Three middle-schoolers huddled around a microscope at New College of Florida, carefully combing through a clump of Spanish moss.
Their mission was to find what may be hidden inside the moss. One of the boys pointed at something. “That thing … It looks like a piece of wood.” “Oh, that thing, you mean that shiny ball?” his partner asked. “It looks like dandruff,” observed the third boy.
The trio, along with more than 30 other middle and high school students, spent a week at the Rhoda and Jack Pritzker Marine Biology Research Center June 8-12, part of the annual PUSH/SUCCESS program. PUSH (Preparing Unique Students for Healthcare careers) is for students in grades 9 through 11.
SUCCESS (Students United to Create Culturally and Educationally Successful Situations) is for students in grades 6 through 8. Both programs focus on typical, not gifted, students, and on students from demographics under-represented in science. “In fact, we really target the average student,” said biology Professor Sandra Gilchrist. “Those are the students who don’t get a chance in a lot of the other programs.”
To participate, student must fill out an application form that includes their grades for the year. They must also get a recommendation letter from one of their teachers.
At New College, under the watchful eye of Gilchrist and her teaching assistants, the children performed experiments, recorded observations, took field trips and produced data. “Hopefully [it will] inspire them to do their own experiments for science fair projects at their own schools,” Gilchrist said.
Another goal is to show students how the health of Sarasota Bay is important to the health of the citizens who live in the area. “We try to make it relate to things around them,” she said. Joey, a seventh-grader at Village Island Montessori School in Sarasota, said he liked being outside and doing activities such as walks along the bay to takes samples for study and to study bugs that feed on leaves.
Vincenzo, from Sarasota Military Academy Prep, said he liked studying anemones. “They have an interesting life cycle,” he said. Jacob, a seventh-grader also from Village Island Montessori, said he’s learned a lot studying brine shrimp. “I really like observing them in different environments.”

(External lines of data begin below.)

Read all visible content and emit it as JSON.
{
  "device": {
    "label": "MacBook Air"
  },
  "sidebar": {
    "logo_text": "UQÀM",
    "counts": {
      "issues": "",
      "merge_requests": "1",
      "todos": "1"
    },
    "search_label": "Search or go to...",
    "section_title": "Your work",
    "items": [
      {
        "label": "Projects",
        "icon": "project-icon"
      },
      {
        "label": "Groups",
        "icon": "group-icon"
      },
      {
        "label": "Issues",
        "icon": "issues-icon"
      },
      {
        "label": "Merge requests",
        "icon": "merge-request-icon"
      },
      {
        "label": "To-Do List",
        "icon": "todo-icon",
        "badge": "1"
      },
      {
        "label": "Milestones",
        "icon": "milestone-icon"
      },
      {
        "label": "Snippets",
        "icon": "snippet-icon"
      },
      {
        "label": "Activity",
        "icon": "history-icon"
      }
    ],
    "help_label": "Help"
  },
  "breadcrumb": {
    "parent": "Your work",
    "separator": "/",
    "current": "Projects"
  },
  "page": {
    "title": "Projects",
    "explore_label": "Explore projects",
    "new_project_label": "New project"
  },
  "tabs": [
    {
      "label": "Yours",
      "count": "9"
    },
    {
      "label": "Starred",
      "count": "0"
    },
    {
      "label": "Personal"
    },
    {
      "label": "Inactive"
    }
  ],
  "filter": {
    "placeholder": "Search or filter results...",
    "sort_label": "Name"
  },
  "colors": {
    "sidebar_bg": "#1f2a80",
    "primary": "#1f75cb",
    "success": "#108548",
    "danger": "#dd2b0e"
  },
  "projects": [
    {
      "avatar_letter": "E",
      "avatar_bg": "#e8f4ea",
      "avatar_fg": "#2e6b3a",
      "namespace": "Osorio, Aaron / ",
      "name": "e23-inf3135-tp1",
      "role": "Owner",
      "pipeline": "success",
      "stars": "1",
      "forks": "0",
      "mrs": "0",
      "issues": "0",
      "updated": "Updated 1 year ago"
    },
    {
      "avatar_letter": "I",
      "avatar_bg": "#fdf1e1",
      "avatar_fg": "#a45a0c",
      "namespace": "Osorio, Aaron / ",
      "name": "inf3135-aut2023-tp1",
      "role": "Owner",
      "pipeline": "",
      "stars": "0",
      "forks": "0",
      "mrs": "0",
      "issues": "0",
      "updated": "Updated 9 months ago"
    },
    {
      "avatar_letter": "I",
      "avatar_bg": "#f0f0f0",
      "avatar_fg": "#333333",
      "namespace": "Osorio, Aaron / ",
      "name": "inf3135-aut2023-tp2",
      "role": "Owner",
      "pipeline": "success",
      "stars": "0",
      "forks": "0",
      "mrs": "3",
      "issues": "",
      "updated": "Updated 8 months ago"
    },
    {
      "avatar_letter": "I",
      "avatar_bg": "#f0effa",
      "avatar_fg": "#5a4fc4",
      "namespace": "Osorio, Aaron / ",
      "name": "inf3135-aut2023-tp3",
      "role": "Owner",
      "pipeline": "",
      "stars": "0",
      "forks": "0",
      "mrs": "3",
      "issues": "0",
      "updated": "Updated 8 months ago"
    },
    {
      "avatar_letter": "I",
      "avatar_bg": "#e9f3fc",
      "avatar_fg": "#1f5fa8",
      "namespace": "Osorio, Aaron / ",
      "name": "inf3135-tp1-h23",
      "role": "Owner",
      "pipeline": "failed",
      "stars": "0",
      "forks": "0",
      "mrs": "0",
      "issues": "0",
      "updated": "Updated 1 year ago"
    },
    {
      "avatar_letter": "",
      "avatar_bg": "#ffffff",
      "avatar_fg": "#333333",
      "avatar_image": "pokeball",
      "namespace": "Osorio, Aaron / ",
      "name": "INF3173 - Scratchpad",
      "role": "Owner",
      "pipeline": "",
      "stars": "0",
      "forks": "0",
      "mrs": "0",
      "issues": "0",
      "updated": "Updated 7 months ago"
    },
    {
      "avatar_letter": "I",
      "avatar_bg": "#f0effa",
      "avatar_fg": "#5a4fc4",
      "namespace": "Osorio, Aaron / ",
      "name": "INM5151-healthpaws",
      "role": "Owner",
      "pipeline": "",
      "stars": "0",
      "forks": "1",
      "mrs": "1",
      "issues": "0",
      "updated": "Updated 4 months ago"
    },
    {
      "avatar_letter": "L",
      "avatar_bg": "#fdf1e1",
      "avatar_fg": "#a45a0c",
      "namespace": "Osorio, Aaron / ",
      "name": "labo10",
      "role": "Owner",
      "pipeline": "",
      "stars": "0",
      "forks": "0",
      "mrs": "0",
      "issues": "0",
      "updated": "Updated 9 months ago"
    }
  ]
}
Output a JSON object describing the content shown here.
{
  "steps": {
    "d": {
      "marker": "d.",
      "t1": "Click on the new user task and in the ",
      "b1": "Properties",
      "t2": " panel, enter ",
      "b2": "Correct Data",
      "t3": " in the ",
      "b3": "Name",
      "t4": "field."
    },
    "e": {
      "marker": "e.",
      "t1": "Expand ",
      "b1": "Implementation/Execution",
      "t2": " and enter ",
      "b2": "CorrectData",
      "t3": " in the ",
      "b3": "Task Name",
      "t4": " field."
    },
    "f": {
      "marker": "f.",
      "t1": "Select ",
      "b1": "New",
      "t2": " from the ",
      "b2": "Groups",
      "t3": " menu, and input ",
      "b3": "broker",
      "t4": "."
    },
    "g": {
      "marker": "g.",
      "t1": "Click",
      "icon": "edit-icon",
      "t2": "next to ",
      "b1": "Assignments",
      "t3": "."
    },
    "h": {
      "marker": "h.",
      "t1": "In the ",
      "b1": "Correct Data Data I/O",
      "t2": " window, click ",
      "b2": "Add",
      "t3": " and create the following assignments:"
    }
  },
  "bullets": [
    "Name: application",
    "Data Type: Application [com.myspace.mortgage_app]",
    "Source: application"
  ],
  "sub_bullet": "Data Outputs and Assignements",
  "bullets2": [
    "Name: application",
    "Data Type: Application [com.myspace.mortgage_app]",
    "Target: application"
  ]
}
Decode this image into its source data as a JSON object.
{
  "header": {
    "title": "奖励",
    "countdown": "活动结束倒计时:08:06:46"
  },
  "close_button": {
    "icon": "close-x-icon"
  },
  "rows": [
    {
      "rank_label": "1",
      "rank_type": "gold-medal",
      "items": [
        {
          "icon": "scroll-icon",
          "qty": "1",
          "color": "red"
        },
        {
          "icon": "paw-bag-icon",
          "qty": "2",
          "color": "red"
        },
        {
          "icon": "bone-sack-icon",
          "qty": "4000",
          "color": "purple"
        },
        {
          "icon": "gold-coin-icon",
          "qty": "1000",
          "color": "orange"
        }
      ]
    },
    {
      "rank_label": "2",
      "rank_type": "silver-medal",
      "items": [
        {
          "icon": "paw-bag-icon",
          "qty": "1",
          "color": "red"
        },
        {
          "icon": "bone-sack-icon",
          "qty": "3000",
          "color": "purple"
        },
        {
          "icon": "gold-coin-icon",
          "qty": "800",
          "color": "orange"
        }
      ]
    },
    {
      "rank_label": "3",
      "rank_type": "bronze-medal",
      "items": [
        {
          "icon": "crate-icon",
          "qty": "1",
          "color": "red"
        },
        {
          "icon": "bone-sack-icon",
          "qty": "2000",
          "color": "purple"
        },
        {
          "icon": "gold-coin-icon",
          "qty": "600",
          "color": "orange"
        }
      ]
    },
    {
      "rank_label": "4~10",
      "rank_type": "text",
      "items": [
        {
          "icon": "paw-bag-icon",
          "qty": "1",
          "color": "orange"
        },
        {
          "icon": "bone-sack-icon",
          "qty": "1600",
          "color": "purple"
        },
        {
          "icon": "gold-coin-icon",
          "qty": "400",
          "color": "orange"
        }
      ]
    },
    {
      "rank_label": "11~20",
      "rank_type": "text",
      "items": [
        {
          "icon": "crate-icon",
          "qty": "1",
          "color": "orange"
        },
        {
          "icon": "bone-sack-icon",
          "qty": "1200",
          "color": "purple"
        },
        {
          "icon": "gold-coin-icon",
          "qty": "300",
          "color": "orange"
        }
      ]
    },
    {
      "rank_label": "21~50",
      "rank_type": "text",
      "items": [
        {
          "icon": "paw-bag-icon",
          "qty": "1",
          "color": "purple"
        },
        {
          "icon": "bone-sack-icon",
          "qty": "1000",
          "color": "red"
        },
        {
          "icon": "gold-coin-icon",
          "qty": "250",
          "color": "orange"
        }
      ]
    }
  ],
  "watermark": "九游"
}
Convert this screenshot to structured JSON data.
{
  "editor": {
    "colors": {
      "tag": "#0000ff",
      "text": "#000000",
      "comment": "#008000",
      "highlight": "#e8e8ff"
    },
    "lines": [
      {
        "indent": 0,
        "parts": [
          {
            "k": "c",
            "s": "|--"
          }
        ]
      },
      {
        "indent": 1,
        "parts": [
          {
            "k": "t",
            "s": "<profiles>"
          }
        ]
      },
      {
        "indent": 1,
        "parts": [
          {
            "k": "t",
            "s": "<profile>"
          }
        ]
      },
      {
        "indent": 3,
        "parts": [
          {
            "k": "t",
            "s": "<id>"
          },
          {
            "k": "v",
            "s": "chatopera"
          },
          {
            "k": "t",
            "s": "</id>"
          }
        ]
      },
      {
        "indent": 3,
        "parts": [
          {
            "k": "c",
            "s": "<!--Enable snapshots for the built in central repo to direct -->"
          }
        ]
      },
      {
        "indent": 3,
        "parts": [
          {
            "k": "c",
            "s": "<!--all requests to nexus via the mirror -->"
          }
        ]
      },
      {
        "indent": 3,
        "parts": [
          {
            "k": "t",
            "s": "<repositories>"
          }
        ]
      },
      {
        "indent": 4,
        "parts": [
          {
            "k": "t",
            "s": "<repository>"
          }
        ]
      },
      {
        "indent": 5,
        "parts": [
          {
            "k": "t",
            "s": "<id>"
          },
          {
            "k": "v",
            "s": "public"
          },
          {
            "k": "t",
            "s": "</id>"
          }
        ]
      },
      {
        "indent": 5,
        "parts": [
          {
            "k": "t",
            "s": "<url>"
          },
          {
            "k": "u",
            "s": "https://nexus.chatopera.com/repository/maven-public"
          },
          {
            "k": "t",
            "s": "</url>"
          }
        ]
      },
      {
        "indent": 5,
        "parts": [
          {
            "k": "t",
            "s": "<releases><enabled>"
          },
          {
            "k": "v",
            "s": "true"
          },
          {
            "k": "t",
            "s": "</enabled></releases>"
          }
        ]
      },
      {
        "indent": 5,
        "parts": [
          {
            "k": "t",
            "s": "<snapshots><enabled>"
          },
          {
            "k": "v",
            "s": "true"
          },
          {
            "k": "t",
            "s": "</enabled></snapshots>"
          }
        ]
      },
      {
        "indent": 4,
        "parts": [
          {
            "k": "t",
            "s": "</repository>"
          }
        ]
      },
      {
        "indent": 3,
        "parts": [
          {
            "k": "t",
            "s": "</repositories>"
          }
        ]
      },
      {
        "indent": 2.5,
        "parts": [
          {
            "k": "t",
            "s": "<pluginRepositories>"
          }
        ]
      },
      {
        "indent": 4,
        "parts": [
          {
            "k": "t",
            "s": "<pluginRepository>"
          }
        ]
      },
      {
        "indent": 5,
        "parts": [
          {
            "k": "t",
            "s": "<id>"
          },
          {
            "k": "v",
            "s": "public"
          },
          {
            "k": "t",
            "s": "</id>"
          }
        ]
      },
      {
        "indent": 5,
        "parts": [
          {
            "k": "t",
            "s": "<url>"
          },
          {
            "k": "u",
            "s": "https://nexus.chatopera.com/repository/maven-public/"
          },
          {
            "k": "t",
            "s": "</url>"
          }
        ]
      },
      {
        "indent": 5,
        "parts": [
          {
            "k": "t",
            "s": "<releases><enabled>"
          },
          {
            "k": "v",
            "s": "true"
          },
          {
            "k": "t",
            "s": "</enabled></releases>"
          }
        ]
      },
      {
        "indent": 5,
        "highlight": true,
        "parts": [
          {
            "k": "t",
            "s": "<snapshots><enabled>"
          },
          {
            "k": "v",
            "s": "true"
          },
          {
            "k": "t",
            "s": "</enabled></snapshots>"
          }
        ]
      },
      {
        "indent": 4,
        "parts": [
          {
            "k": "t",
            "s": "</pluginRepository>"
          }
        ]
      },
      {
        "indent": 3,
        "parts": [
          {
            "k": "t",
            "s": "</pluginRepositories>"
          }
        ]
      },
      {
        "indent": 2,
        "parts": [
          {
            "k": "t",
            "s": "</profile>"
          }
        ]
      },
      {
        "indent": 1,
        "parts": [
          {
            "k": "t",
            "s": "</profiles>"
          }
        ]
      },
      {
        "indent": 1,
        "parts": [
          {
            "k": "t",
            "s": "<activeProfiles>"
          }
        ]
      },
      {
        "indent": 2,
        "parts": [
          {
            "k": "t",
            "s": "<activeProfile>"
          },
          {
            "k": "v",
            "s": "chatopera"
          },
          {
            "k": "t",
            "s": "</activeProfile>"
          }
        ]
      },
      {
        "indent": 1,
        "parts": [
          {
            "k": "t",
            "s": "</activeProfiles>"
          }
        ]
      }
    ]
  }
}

Gilchrist credits private donations, as well as grants from organizations including the Dart Foundation, Sarasota Bay Estuary Program and Publix Charities with making the program possible. “The nice thing is, we’ve had students who have done this multiple years. It’s interesting to see, once they get into the senior level, what they’re choosing to do,” Gilchrist said. “I’m proud of them.”